‘Formalist criticism, made to fit nicely in easy-to-read chapters in books on Modern Architecture. Note the great modernist architectural photographs published in Post war magazines never showed humans in the images. People in the buildings would muss up the picture, thus ruin the purity of the work.

Most american architects practicing now were educated in method of education codified in places like the Bauhaus. Those teachers like Gropius fled WW II, and brought their system into the American ivy league colleges, which through their influence in subsequent decades, spread it through North America. These original teacher-practitioners were social architects first, and formalists second–the work was about people. Maybe now, in hindsight we can see that it was idealized a bit too utopian for the masses, but the social program ideas were there, and those early works were built following the degradation wrought by WW I because of the idealism of these early designers.

But through the years, typological and morphological formalism was all that was left of the great heroic (original) modern movement–the social program, which drove the early works, was stripped out as the “style” became the dominant aesthetic of modern architecture, which became the style of capitalism. The functionalist instincts of the work also lost any connection to anything other than “cost” and “program”, two things which weren’t about social policy anymore, but were rather two words used to create Post War architectural works glorifying materialist pursuit of the american dream and the american way to truth and freedom, no communists allowed. Functionalism became a word synonymous with boring boxes without spirit.
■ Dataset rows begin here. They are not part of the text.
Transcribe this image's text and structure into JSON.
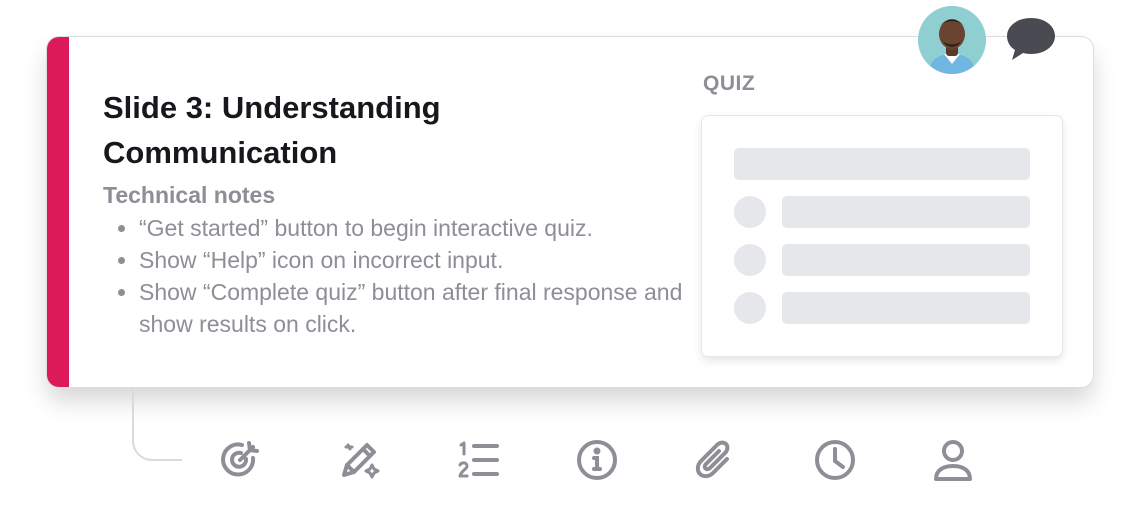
{
  "slide": {
    "title": "Slide 3: Understanding Communication",
    "notes_heading": "Technical notes",
    "notes": [
      "“Get started” button to begin interactive quiz.",
      "Show “Help” icon on incorrect input.",
      "Show “Complete quiz” button after final response and show results on click."
    ],
    "accent_color": "#dc1a59"
  },
  "quiz": {
    "label": "QUIZ",
    "placeholder_options": 3
  },
  "toolbar": {
    "icons": [
      "target-icon",
      "edit-sparkle-icon",
      "numbered-list-icon",
      "info-icon",
      "attachment-icon",
      "clock-icon",
      "user-icon"
    ]
  },
  "header": {
    "avatar": "user-avatar",
    "comment_icon": "chat-bubble-icon"
  },
  "colors": {
    "title": "#17181c",
    "muted_text": "#8d8e96",
    "placeholder": "#e6e7ea",
    "icon": "#8e8e96",
    "chat_icon": "#4a4b52"
  }
}
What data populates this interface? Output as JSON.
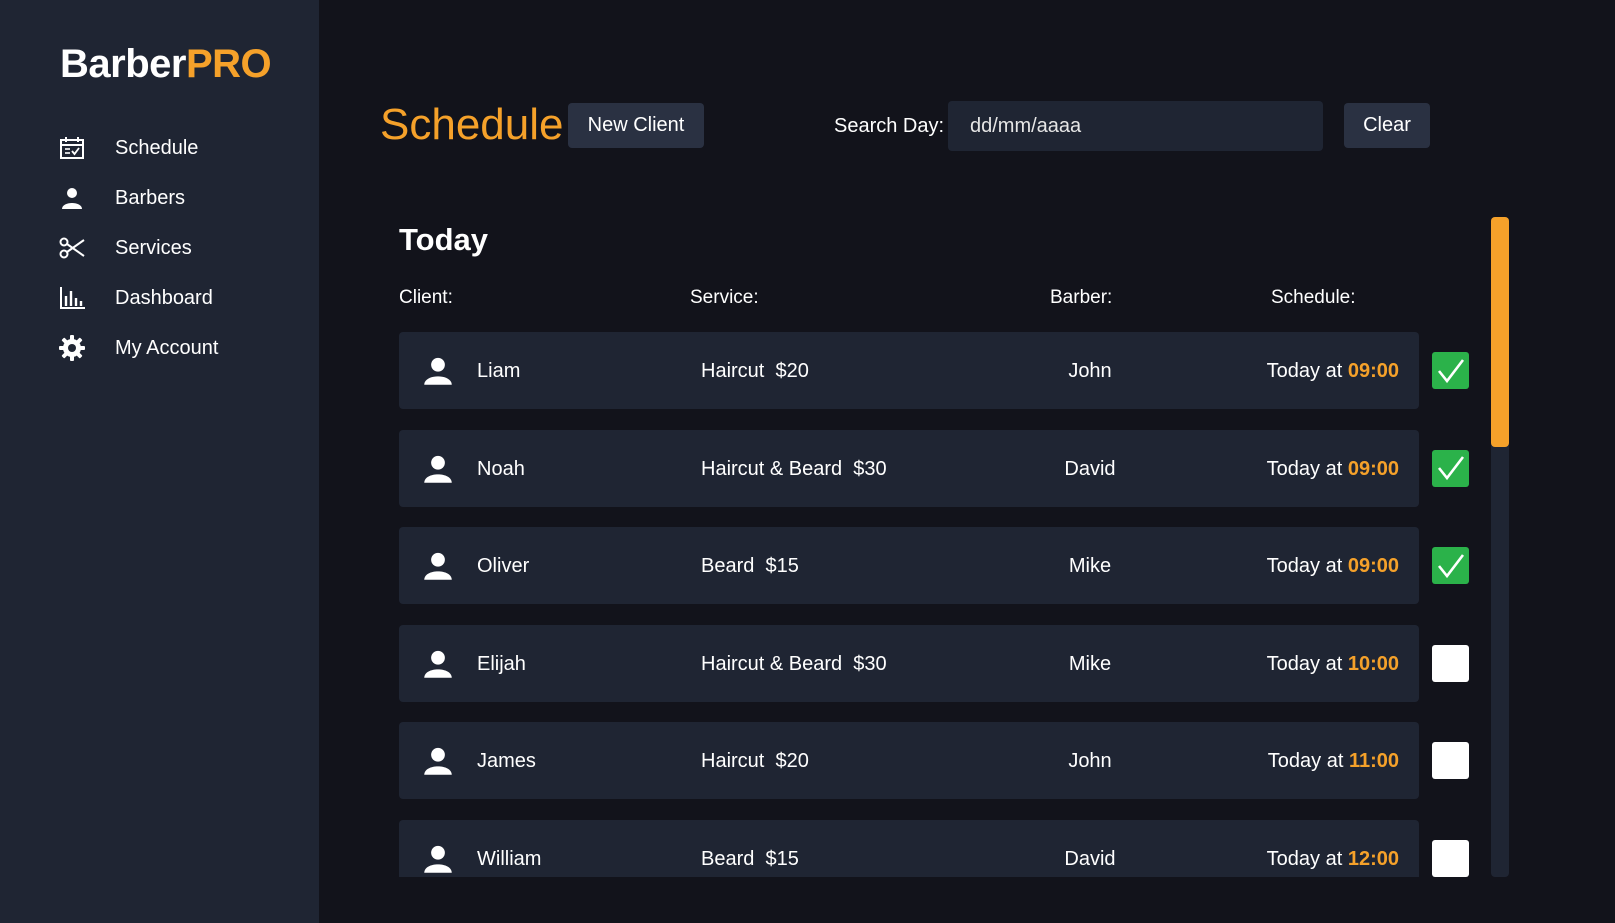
{
  "brand": {
    "part1": "Barber",
    "part2": "PRO"
  },
  "colors": {
    "accent": "#f5a12a",
    "sidebar": "#1f2533",
    "background": "#12131b",
    "checked": "#2bb24a"
  },
  "sidebar": {
    "items": [
      {
        "label": "Schedule",
        "icon": "calendar-check-icon"
      },
      {
        "label": "Barbers",
        "icon": "user-icon"
      },
      {
        "label": "Services",
        "icon": "scissors-icon"
      },
      {
        "label": "Dashboard",
        "icon": "bar-chart-icon"
      },
      {
        "label": "My Account",
        "icon": "gear-icon"
      }
    ]
  },
  "header": {
    "title": "Schedule",
    "new_client_label": "New Client",
    "search_label": "Search Day:",
    "search_placeholder": "dd/mm/aaaa",
    "clear_label": "Clear"
  },
  "section": {
    "title": "Today",
    "columns": {
      "client": "Client:",
      "service": "Service:",
      "barber": "Barber:",
      "schedule": "Schedule:"
    }
  },
  "appointments": [
    {
      "client": "Liam",
      "service": "Haircut  $20",
      "barber": "John",
      "day": "Today at ",
      "time": "09:00",
      "done": true
    },
    {
      "client": "Noah",
      "service": "Haircut & Beard  $30",
      "barber": "David",
      "day": "Today at ",
      "time": "09:00",
      "done": true
    },
    {
      "client": "Oliver",
      "service": "Beard  $15",
      "barber": "Mike",
      "day": "Today at ",
      "time": "09:00",
      "done": true
    },
    {
      "client": "Elijah",
      "service": "Haircut & Beard  $30",
      "barber": "Mike",
      "day": "Today at ",
      "time": "10:00",
      "done": false
    },
    {
      "client": "James",
      "service": "Haircut  $20",
      "barber": "John",
      "day": "Today at ",
      "time": "11:00",
      "done": false
    },
    {
      "client": "William",
      "service": "Beard  $15",
      "barber": "David",
      "day": "Today at ",
      "time": "12:00",
      "done": false
    }
  ]
}
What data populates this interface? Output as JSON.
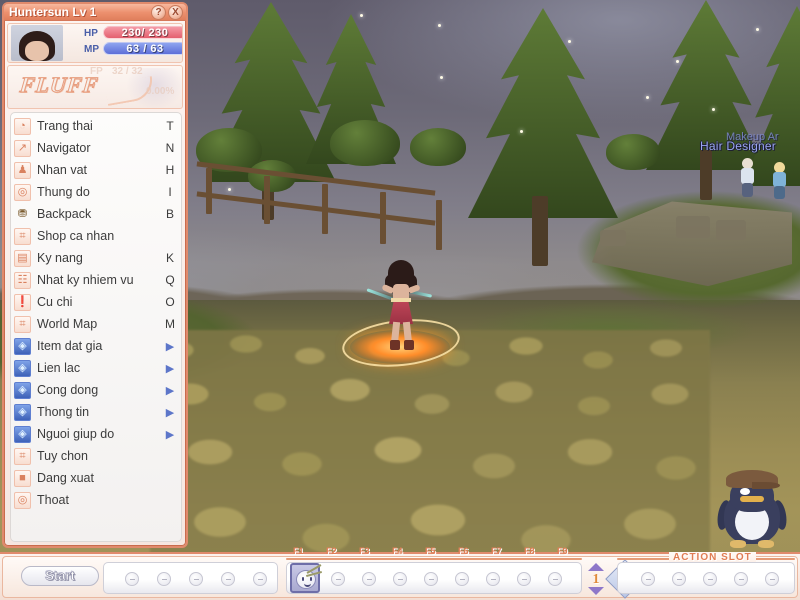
{
  "window": {
    "title": "Huntersun Lv 1",
    "help_button": "?",
    "close_button": "X"
  },
  "status": {
    "hp_label": "HP",
    "mp_label": "MP",
    "hp_value": "230/  230",
    "mp_value": "63 /  63",
    "fp_label": "FP",
    "fp_value": "32 /  32",
    "fp_percent": "0.00%",
    "logo_text": "FLUFF"
  },
  "menu": {
    "items": [
      {
        "label": "Trang thai",
        "key": "T",
        "icon": "status-icon",
        "icon_glyph": "◔",
        "style": "pink",
        "arrow": ""
      },
      {
        "label": "Navigator",
        "key": "N",
        "icon": "navigator-icon",
        "icon_glyph": "↗",
        "style": "grey",
        "arrow": ""
      },
      {
        "label": "Nhan vat",
        "key": "H",
        "icon": "character-icon",
        "icon_glyph": "♟",
        "style": "pink",
        "arrow": ""
      },
      {
        "label": "Thung do",
        "key": "I",
        "icon": "inventory-icon",
        "icon_glyph": "◎",
        "style": "pink",
        "arrow": ""
      },
      {
        "label": "Backpack",
        "key": "B",
        "icon": "backpack-icon",
        "icon_glyph": "⛃",
        "style": "plain",
        "arrow": ""
      },
      {
        "label": "Shop ca nhan",
        "key": "",
        "icon": "shop-icon",
        "icon_glyph": "⌗",
        "style": "pink",
        "arrow": ""
      },
      {
        "label": "Ky nang",
        "key": "K",
        "icon": "skill-icon",
        "icon_glyph": "▤",
        "style": "pink",
        "arrow": ""
      },
      {
        "label": "Nhat ky nhiem vu",
        "key": "Q",
        "icon": "quest-log-icon",
        "icon_glyph": "☷",
        "style": "pink",
        "arrow": ""
      },
      {
        "label": "Cu chi",
        "key": "O",
        "icon": "gesture-icon",
        "icon_glyph": "❗",
        "style": "pink",
        "arrow": ""
      },
      {
        "label": "World Map",
        "key": "M",
        "icon": "world-map-icon",
        "icon_glyph": "⌗",
        "style": "pink",
        "arrow": ""
      },
      {
        "label": "Item dat gia",
        "key": "",
        "icon": "valuable-item-icon",
        "icon_glyph": "◈",
        "style": "blue",
        "arrow": "▶"
      },
      {
        "label": "Lien lac",
        "key": "",
        "icon": "contact-icon",
        "icon_glyph": "◈",
        "style": "blue",
        "arrow": "▶"
      },
      {
        "label": "Cong dong",
        "key": "",
        "icon": "community-icon",
        "icon_glyph": "◈",
        "style": "blue",
        "arrow": "▶"
      },
      {
        "label": "Thong tin",
        "key": "",
        "icon": "information-icon",
        "icon_glyph": "◈",
        "style": "blue",
        "arrow": "▶"
      },
      {
        "label": "Nguoi giup do",
        "key": "",
        "icon": "helper-icon",
        "icon_glyph": "◈",
        "style": "blue",
        "arrow": "▶"
      },
      {
        "label": "Tuy chon",
        "key": "",
        "icon": "options-icon",
        "icon_glyph": "⌗",
        "style": "pink",
        "arrow": ""
      },
      {
        "label": "Dang xuat",
        "key": "",
        "icon": "logout-icon",
        "icon_glyph": "■",
        "style": "pink",
        "arrow": ""
      },
      {
        "label": "Thoat",
        "key": "",
        "icon": "exit-icon",
        "icon_glyph": "◎",
        "style": "pink",
        "arrow": ""
      }
    ]
  },
  "world": {
    "npc_label": "Hair Designer",
    "npc_label_background": "Makeup Ar"
  },
  "taskbar": {
    "start_label": "Start",
    "action_slot_title": "ACTION SLOT",
    "level_number": "1",
    "action_icon_glyph": "S",
    "fkey_labels": [
      "F1",
      "F2",
      "F3",
      "F4",
      "F5",
      "F6",
      "F7",
      "F8",
      "F9"
    ],
    "quick_slot_count": 5,
    "fkey_slot_count": 8,
    "action_slot_count": 5
  },
  "colors": {
    "accent": "#e08a6c",
    "title_bar": "#ec8f6d",
    "hp_bar": "#e4606f",
    "mp_bar": "#5d6fd8",
    "menu_blue_icon": "#3e62b8",
    "npc_label": "#9aa6f0",
    "fkey_label": "#e07d55"
  }
}
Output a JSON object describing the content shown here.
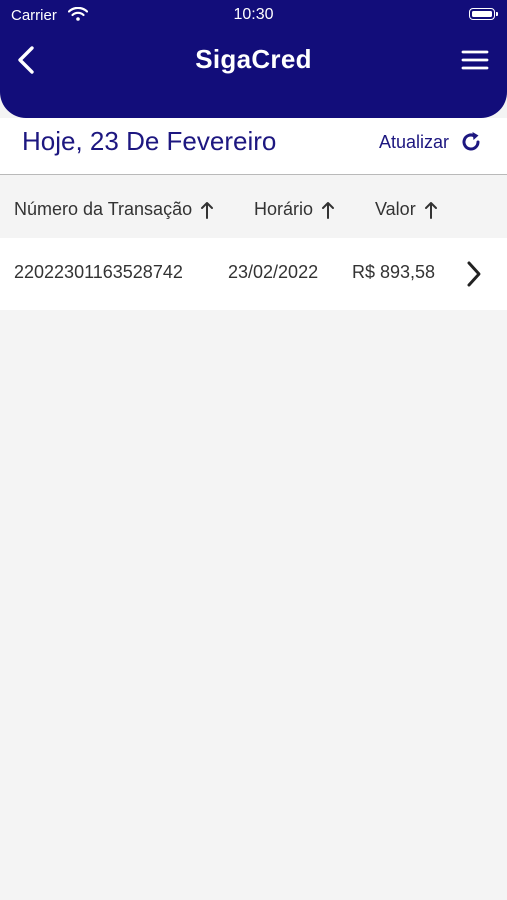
{
  "status_bar": {
    "carrier": "Carrier",
    "time": "10:30"
  },
  "header": {
    "title": "SigaCred",
    "back_icon": "chevron-left-icon",
    "menu_icon": "hamburger-menu-icon"
  },
  "date_section": {
    "title": "Hoje, 23 De Fevereiro",
    "refresh_label": "Atualizar",
    "refresh_icon": "refresh-icon"
  },
  "table": {
    "columns": [
      {
        "label": "Número da Transação",
        "sort_icon": "arrow-up-icon"
      },
      {
        "label": "Horário",
        "sort_icon": "arrow-up-icon"
      },
      {
        "label": "Valor",
        "sort_icon": "arrow-up-icon"
      }
    ],
    "rows": [
      {
        "transaction_number": "22022301163528742",
        "time": "23/02/2022",
        "value": "R$ 893,58"
      }
    ]
  },
  "colors": {
    "header_bg": "#120d7a",
    "accent_text": "#1d1780",
    "page_bg": "#f4f4f4"
  }
}
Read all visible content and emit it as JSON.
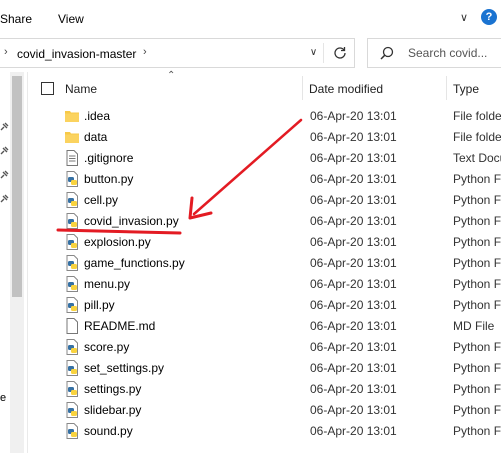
{
  "ribbon": {
    "tabs": [
      "Share",
      "View"
    ]
  },
  "address": {
    "crumb": "covid_invasion-master"
  },
  "search": {
    "placeholder": "Search covid..."
  },
  "columns": {
    "name": "Name",
    "date": "Date modified",
    "type": "Type"
  },
  "nav": {
    "partial_label": "e"
  },
  "files": [
    {
      "name": ".idea",
      "date": "06-Apr-20 13:01",
      "type": "File folde",
      "icon": "folder-icon"
    },
    {
      "name": "data",
      "date": "06-Apr-20 13:01",
      "type": "File folde",
      "icon": "folder-icon"
    },
    {
      "name": ".gitignore",
      "date": "06-Apr-20 13:01",
      "type": "Text Docu",
      "icon": "text-file-icon"
    },
    {
      "name": "button.py",
      "date": "06-Apr-20 13:01",
      "type": "Python F",
      "icon": "python-file-icon"
    },
    {
      "name": "cell.py",
      "date": "06-Apr-20 13:01",
      "type": "Python F",
      "icon": "python-file-icon"
    },
    {
      "name": "covid_invasion.py",
      "date": "06-Apr-20 13:01",
      "type": "Python F",
      "icon": "python-file-icon"
    },
    {
      "name": "explosion.py",
      "date": "06-Apr-20 13:01",
      "type": "Python F",
      "icon": "python-file-icon"
    },
    {
      "name": "game_functions.py",
      "date": "06-Apr-20 13:01",
      "type": "Python F",
      "icon": "python-file-icon"
    },
    {
      "name": "menu.py",
      "date": "06-Apr-20 13:01",
      "type": "Python F",
      "icon": "python-file-icon"
    },
    {
      "name": "pill.py",
      "date": "06-Apr-20 13:01",
      "type": "Python F",
      "icon": "python-file-icon"
    },
    {
      "name": "README.md",
      "date": "06-Apr-20 13:01",
      "type": "MD File",
      "icon": "text-file-icon"
    },
    {
      "name": "score.py",
      "date": "06-Apr-20 13:01",
      "type": "Python F",
      "icon": "python-file-icon"
    },
    {
      "name": "set_settings.py",
      "date": "06-Apr-20 13:01",
      "type": "Python F",
      "icon": "python-file-icon"
    },
    {
      "name": "settings.py",
      "date": "06-Apr-20 13:01",
      "type": "Python F",
      "icon": "python-file-icon"
    },
    {
      "name": "slidebar.py",
      "date": "06-Apr-20 13:01",
      "type": "Python F",
      "icon": "python-file-icon"
    },
    {
      "name": "sound.py",
      "date": "06-Apr-20 13:01",
      "type": "Python F",
      "icon": "python-file-icon"
    }
  ],
  "annotation": {
    "color": "#e31b23",
    "target_file": "covid_invasion.py"
  },
  "colors": {
    "folder": "#f7c948",
    "python_blue": "#3671a4",
    "python_yellow": "#f9d33f",
    "help": "#1a73d1"
  }
}
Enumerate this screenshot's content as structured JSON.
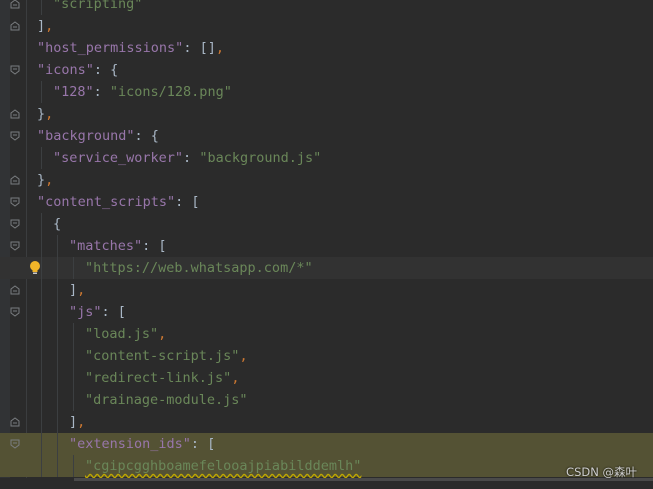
{
  "editor": {
    "lines": [
      {
        "indent": 1,
        "fold": "end",
        "tokens": [
          {
            "t": "\"scripting\"",
            "c": "s"
          }
        ]
      },
      {
        "indent": 0,
        "fold": "end",
        "tokens": [
          {
            "t": "]",
            "c": "p"
          },
          {
            "t": ",",
            "c": "c"
          }
        ]
      },
      {
        "indent": 0,
        "fold": "none",
        "tokens": [
          {
            "t": "\"host_permissions\"",
            "c": "k"
          },
          {
            "t": ": [",
            "c": "p"
          },
          {
            "t": "]",
            "c": "p"
          },
          {
            "t": ",",
            "c": "c"
          }
        ]
      },
      {
        "indent": 0,
        "fold": "start",
        "tokens": [
          {
            "t": "\"icons\"",
            "c": "k"
          },
          {
            "t": ": {",
            "c": "p"
          }
        ]
      },
      {
        "indent": 1,
        "fold": "none",
        "tokens": [
          {
            "t": "\"128\"",
            "c": "k"
          },
          {
            "t": ": ",
            "c": "p"
          },
          {
            "t": "\"icons/128.png\"",
            "c": "s"
          }
        ]
      },
      {
        "indent": 0,
        "fold": "end",
        "tokens": [
          {
            "t": "}",
            "c": "p"
          },
          {
            "t": ",",
            "c": "c"
          }
        ]
      },
      {
        "indent": 0,
        "fold": "start",
        "tokens": [
          {
            "t": "\"background\"",
            "c": "k"
          },
          {
            "t": ": {",
            "c": "p"
          }
        ]
      },
      {
        "indent": 1,
        "fold": "none",
        "tokens": [
          {
            "t": "\"service_worker\"",
            "c": "k"
          },
          {
            "t": ": ",
            "c": "p"
          },
          {
            "t": "\"background.js\"",
            "c": "s"
          }
        ]
      },
      {
        "indent": 0,
        "fold": "end",
        "tokens": [
          {
            "t": "}",
            "c": "p"
          },
          {
            "t": ",",
            "c": "c"
          }
        ]
      },
      {
        "indent": 0,
        "fold": "start",
        "tokens": [
          {
            "t": "\"content_scripts\"",
            "c": "k"
          },
          {
            "t": ": [",
            "c": "p"
          }
        ]
      },
      {
        "indent": 1,
        "fold": "start",
        "tokens": [
          {
            "t": "{",
            "c": "p"
          }
        ]
      },
      {
        "indent": 2,
        "fold": "start",
        "tokens": [
          {
            "t": "\"matches\"",
            "c": "k"
          },
          {
            "t": ": [",
            "c": "p"
          }
        ]
      },
      {
        "indent": 3,
        "fold": "none",
        "caret": true,
        "bulb": true,
        "tokens": [
          {
            "t": "\"https://web.whatsapp.com/*\"",
            "c": "s"
          }
        ]
      },
      {
        "indent": 2,
        "fold": "end",
        "tokens": [
          {
            "t": "]",
            "c": "p"
          },
          {
            "t": ",",
            "c": "c"
          }
        ]
      },
      {
        "indent": 2,
        "fold": "start",
        "tokens": [
          {
            "t": "\"js\"",
            "c": "k"
          },
          {
            "t": ": [",
            "c": "p"
          }
        ]
      },
      {
        "indent": 3,
        "fold": "none",
        "tokens": [
          {
            "t": "\"load.js\"",
            "c": "s"
          },
          {
            "t": ",",
            "c": "c"
          }
        ]
      },
      {
        "indent": 3,
        "fold": "none",
        "tokens": [
          {
            "t": "\"content-script.js\"",
            "c": "s"
          },
          {
            "t": ",",
            "c": "c"
          }
        ]
      },
      {
        "indent": 3,
        "fold": "none",
        "tokens": [
          {
            "t": "\"redirect-link.js\"",
            "c": "s"
          },
          {
            "t": ",",
            "c": "c"
          }
        ]
      },
      {
        "indent": 3,
        "fold": "none",
        "tokens": [
          {
            "t": "\"drainage-module.js\"",
            "c": "s"
          }
        ]
      },
      {
        "indent": 2,
        "fold": "end",
        "tokens": [
          {
            "t": "]",
            "c": "p"
          },
          {
            "t": ",",
            "c": "c"
          }
        ]
      },
      {
        "indent": 2,
        "fold": "start",
        "highlight": true,
        "tokens": [
          {
            "t": "\"extension_ids\"",
            "c": "k"
          },
          {
            "t": ": [",
            "c": "p"
          }
        ]
      },
      {
        "indent": 3,
        "fold": "none",
        "highlight": true,
        "squiggle": true,
        "tokens": [
          {
            "t": "\"cgipcgghboamefelooajpiabilddemlh\"",
            "c": "s"
          }
        ]
      }
    ]
  },
  "watermark": "CSDN @森叶",
  "colors": {
    "background": "#2b2b2b",
    "key": "#9876aa",
    "string": "#6a8759",
    "punctuation": "#a9b7c6",
    "comma": "#cc7832",
    "highlight": "#545234"
  }
}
In the hands of masters, great works can be fashioned. But any good idea, like using a common urinal to make an important statement, has its context and reasoning intrinsic to its purpose, but is then always followed by poor imitations and copies that never really understood what it was copying in the first place. And those copies are made by people who just don’t get it. And a lot of these people who just don’t get it, go on to write books based on false premises. It’s easy to look at two things and say “hey, they look alike, that must means they are the same.” You can sum up the written history of 20th century modern architecture in that sentence, just further subdivide into even more specific chapters. Chapter 1: Squares. Chapter 2: Rectangles. Chapter 3: Circles. And so on.

Luckily in the last few economically troubled years, with a new younger generation looking to rebuild their own future in the mess left for them by us older folks, you see a resurgence of social program in the architectural profession, that seeks to re-inject some human spirit into the work.’